====== Stored data

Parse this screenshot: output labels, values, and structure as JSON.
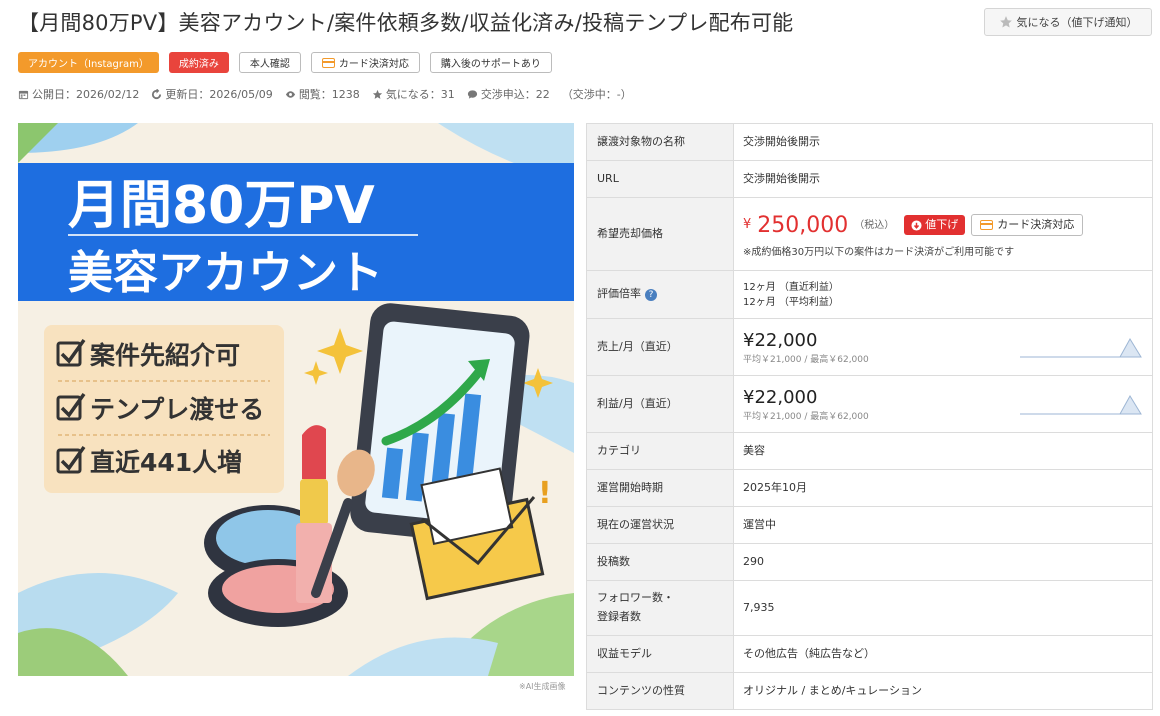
{
  "header": {
    "title": "【月間80万PV】美容アカウント/案件依頼多数/収益化済み/投稿テンプレ配布可能",
    "favorite_button": "気になる（値下げ通知）"
  },
  "tags": [
    {
      "label": "アカウント（Instagram）",
      "style": "orange"
    },
    {
      "label": "成約済み",
      "style": "red"
    },
    {
      "label": "本人確認",
      "style": "outline"
    },
    {
      "label": "カード決済対応",
      "style": "outline-card"
    },
    {
      "label": "購入後のサポートあり",
      "style": "outline"
    }
  ],
  "meta": {
    "published": "公開日：2026/02/12",
    "updated": "更新日：2026/05/09",
    "views": "閲覧：1238",
    "favorites": "気になる：31",
    "negotiations": "交渉申込：22",
    "negotiating": "（交渉中：-）"
  },
  "hero": {
    "headline_1": "月間80万PV",
    "headline_2": "美容アカウント",
    "check_1": "案件先紹介可",
    "check_2": "テンプレ渡せる",
    "check_3": "直近441人増",
    "ai_note": "※AI生成画像"
  },
  "details": {
    "name_label": "譲渡対象物の名称",
    "name_value": "交渉開始後開示",
    "url_label": "URL",
    "url_value": "交渉開始後開示",
    "price_label": "希望売却価格",
    "price_yen": "¥",
    "price_value": "250,000",
    "price_tax": "（税込）",
    "price_down_button": "値下げ",
    "card_button": "カード決済対応",
    "price_note": "※成約価格30万円以下の案件はカード決済がご利用可能です",
    "multiple_label": "評価倍率",
    "multiple_1": "12ヶ月 （直近利益）",
    "multiple_2": "12ヶ月 （平均利益）",
    "sales_label": "売上/月（直近）",
    "sales_value": "¥22,000",
    "sales_sub": "平均￥21,000 / 最高￥62,000",
    "profit_label": "利益/月（直近）",
    "profit_value": "¥22,000",
    "profit_sub": "平均￥21,000 / 最高￥62,000",
    "category_label": "カテゴリ",
    "category_value": "美容",
    "start_label": "運営開始時期",
    "start_value": "2025年10月",
    "status_label": "現在の運営状況",
    "status_value": "運営中",
    "posts_label": "投稿数",
    "posts_value": "290",
    "followers_label_1": "フォロワー数・",
    "followers_label_2": "登録者数",
    "followers_value": "7,935",
    "revenue_label": "収益モデル",
    "revenue_value": "その他広告（純広告など）",
    "content_label": "コンテンツの性質",
    "content_value": "オリジナル / まとめ/キュレーション"
  },
  "colors": {
    "accent_red": "#e23030",
    "tag_orange": "#f39a2b",
    "hero_blue": "#1e6ee0"
  }
}
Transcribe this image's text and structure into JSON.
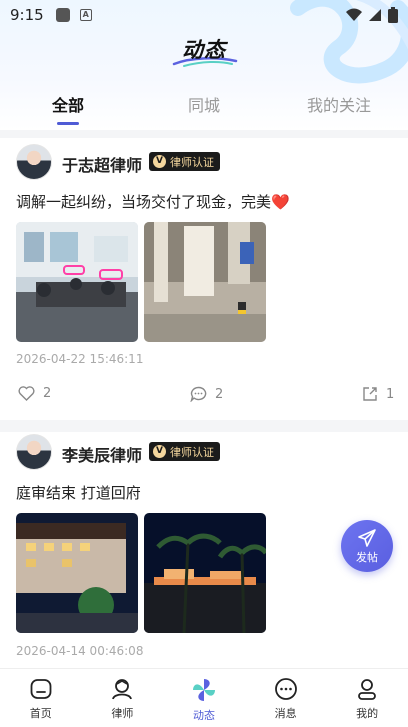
{
  "status_bar": {
    "time": "9:15"
  },
  "header": {
    "title": "动态"
  },
  "tabs": [
    {
      "label": "全部",
      "active": true
    },
    {
      "label": "同城",
      "active": false
    },
    {
      "label": "我的关注",
      "active": false
    }
  ],
  "posts": [
    {
      "author": "于志超律师",
      "badge": "律师认证",
      "text": "调解一起纠纷，当场交付了现金，完美",
      "emoji": "❤️",
      "time": "2026-04-22 15:46:11",
      "likes": "2",
      "comments": "2",
      "shares": "1"
    },
    {
      "author": "李美辰律师",
      "badge": "律师认证",
      "text": "庭审结束 打道回府",
      "time": "2026-04-14 00:46:08"
    }
  ],
  "fab": {
    "label": "发帖"
  },
  "bottom_nav": [
    {
      "label": "首页",
      "icon": "home-icon"
    },
    {
      "label": "律师",
      "icon": "lawyer-icon"
    },
    {
      "label": "动态",
      "icon": "pinwheel-icon",
      "active": true
    },
    {
      "label": "消息",
      "icon": "message-icon"
    },
    {
      "label": "我的",
      "icon": "profile-icon"
    }
  ],
  "colors": {
    "accent": "#4f5bd5",
    "badge_bg": "#1b1b1b",
    "badge_text": "#f5d79e"
  }
}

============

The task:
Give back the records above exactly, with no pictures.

Response box:
Parse this screenshot: output labels, values, and structure as JSON.
{
  "header": {
    "title": "【月間80万PV】美容アカウント/案件依頼多数/収益化済み/投稿テンプレ配布可能",
    "favorite_button": "気になる（値下げ通知）"
  },
  "tags": [
    {
      "label": "アカウント（Instagram）",
      "style": "orange"
    },
    {
      "label": "成約済み",
      "style": "red"
    },
    {
      "label": "本人確認",
      "style": "outline"
    },
    {
      "label": "カード決済対応",
      "style": "outline-card"
    },
    {
      "label": "購入後のサポートあり",
      "style": "outline"
    }
  ],
  "meta": {
    "published": "公開日：2026/02/12",
    "updated": "更新日：2026/05/09",
    "views": "閲覧：1238",
    "favorites": "気になる：31",
    "negotiations": "交渉申込：22",
    "negotiating": "（交渉中：-）"
  },
  "hero": {
    "headline_1": "月間80万PV",
    "headline_2": "美容アカウント",
    "check_1": "案件先紹介可",
    "check_2": "テンプレ渡せる",
    "check_3": "直近441人増",
    "ai_note": "※AI生成画像"
  },
  "details": {
    "name_label": "譲渡対象物の名称",
    "name_value": "交渉開始後開示",
    "url_label": "URL",
    "url_value": "交渉開始後開示",
    "price_label": "希望売却価格",
    "price_yen": "¥",
    "price_value": "250,000",
    "price_tax": "（税込）",
    "price_down_button": "値下げ",
    "card_button": "カード決済対応",
    "price_note": "※成約価格30万円以下の案件はカード決済がご利用可能です",
    "multiple_label": "評価倍率",
    "multiple_1": "12ヶ月 （直近利益）",
    "multiple_2": "12ヶ月 （平均利益）",
    "sales_label": "売上/月（直近）",
    "sales_value": "¥22,000",
    "sales_sub": "平均￥21,000 / 最高￥62,000",
    "profit_label": "利益/月（直近）",
    "profit_value": "¥22,000",
    "profit_sub": "平均￥21,000 / 最高￥62,000",
    "category_label": "カテゴリ",
    "category_value": "美容",
    "start_label": "運営開始時期",
    "start_value": "2025年10月",
    "status_label": "現在の運営状況",
    "status_value": "運営中",
    "posts_label": "投稿数",
    "posts_value": "290",
    "followers_label_1": "フォロワー数・",
    "followers_label_2": "登録者数",
    "followers_value": "7,935",
    "revenue_label": "収益モデル",
    "revenue_value": "その他広告（純広告など）",
    "content_label": "コンテンツの性質",
    "content_value": "オリジナル / まとめ/キュレーション"
  },
  "colors": {
    "accent_red": "#e23030",
    "tag_orange": "#f39a2b",
    "hero_blue": "#1e6ee0"
  }
}
Transcribe this image's text and structure into JSON.
{
  "status_bar": {
    "time": "9:15"
  },
  "header": {
    "title": "动态"
  },
  "tabs": [
    {
      "label": "全部",
      "active": true
    },
    {
      "label": "同城",
      "active": false
    },
    {
      "label": "我的关注",
      "active": false
    }
  ],
  "posts": [
    {
      "author": "于志超律师",
      "badge": "律师认证",
      "text": "调解一起纠纷，当场交付了现金，完美",
      "emoji": "❤️",
      "time": "2026-04-22 15:46:11",
      "likes": "2",
      "comments": "2",
      "shares": "1"
    },
    {
      "author": "李美辰律师",
      "badge": "律师认证",
      "text": "庭审结束 打道回府",
      "time": "2026-04-14 00:46:08"
    }
  ],
  "fab": {
    "label": "发帖"
  },
  "bottom_nav": [
    {
      "label": "首页",
      "icon": "home-icon"
    },
    {
      "label": "律师",
      "icon": "lawyer-icon"
    },
    {
      "label": "动态",
      "icon": "pinwheel-icon",
      "active": true
    },
    {
      "label": "消息",
      "icon": "message-icon"
    },
    {
      "label": "我的",
      "icon": "profile-icon"
    }
  ],
  "colors": {
    "accent": "#4f5bd5",
    "badge_bg": "#1b1b1b",
    "badge_text": "#f5d79e"
  }
}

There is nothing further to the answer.